## What needs to be done
Look for the string "Options" in the data below, and copy each line that holds it.

Stored entries:

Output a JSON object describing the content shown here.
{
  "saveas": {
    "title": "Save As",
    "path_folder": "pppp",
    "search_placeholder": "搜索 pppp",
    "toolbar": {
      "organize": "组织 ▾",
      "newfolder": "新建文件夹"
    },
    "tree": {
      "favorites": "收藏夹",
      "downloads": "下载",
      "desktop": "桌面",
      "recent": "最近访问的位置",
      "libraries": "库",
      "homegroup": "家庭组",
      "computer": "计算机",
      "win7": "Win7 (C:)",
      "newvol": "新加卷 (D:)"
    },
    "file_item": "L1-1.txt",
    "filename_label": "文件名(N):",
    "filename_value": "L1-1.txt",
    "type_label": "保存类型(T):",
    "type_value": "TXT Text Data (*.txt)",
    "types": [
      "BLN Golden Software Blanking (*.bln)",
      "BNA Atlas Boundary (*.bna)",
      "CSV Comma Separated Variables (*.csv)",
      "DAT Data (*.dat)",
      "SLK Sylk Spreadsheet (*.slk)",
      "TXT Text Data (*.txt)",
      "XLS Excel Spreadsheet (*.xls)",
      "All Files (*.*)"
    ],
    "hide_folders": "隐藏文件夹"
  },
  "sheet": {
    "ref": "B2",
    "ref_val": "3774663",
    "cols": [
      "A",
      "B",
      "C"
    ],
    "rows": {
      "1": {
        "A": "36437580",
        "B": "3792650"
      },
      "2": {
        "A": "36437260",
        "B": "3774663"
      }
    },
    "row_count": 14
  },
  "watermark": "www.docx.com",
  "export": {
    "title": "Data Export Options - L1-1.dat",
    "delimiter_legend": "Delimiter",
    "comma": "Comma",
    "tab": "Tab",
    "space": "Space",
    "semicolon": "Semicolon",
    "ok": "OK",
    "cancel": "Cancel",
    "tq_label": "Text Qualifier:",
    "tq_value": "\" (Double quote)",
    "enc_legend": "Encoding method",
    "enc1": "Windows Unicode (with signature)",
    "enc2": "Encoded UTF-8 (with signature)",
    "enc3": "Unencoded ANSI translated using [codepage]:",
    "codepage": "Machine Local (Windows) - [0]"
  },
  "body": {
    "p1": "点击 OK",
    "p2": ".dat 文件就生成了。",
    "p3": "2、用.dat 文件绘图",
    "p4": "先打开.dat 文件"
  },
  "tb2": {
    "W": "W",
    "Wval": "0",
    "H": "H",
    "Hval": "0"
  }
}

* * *

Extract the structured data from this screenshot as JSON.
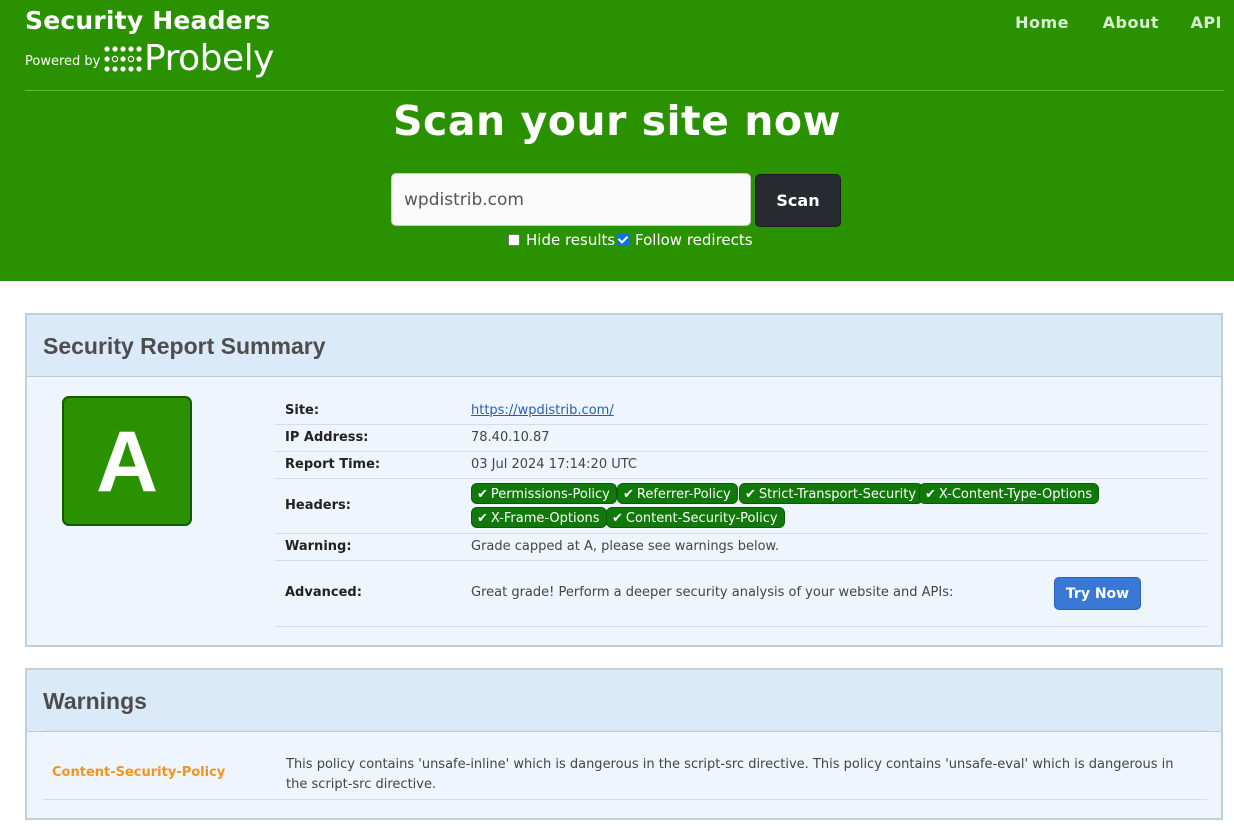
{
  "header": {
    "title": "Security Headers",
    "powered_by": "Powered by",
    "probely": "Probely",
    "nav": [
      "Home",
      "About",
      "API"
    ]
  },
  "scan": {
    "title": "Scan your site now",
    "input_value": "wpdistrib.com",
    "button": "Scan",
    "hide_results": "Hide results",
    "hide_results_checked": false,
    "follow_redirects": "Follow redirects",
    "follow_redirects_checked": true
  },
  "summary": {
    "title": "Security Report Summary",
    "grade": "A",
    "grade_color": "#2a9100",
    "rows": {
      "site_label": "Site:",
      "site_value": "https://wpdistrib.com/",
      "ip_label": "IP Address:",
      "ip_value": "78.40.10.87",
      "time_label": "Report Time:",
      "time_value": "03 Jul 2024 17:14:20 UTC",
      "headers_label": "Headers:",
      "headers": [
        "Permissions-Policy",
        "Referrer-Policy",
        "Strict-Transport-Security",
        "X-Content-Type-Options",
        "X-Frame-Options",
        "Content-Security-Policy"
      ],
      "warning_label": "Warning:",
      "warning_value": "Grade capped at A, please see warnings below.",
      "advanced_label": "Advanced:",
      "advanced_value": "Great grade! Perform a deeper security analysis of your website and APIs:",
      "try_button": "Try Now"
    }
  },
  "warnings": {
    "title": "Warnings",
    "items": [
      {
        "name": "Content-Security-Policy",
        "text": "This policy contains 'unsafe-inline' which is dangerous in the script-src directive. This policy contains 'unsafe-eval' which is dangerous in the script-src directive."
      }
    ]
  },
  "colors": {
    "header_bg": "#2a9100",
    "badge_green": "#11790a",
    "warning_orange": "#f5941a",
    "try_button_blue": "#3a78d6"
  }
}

## Solution to the exercise
    "title": "Data Export Options - L1-1.dat",
        "X-Content-Type-Options",
        "X-Frame-Options",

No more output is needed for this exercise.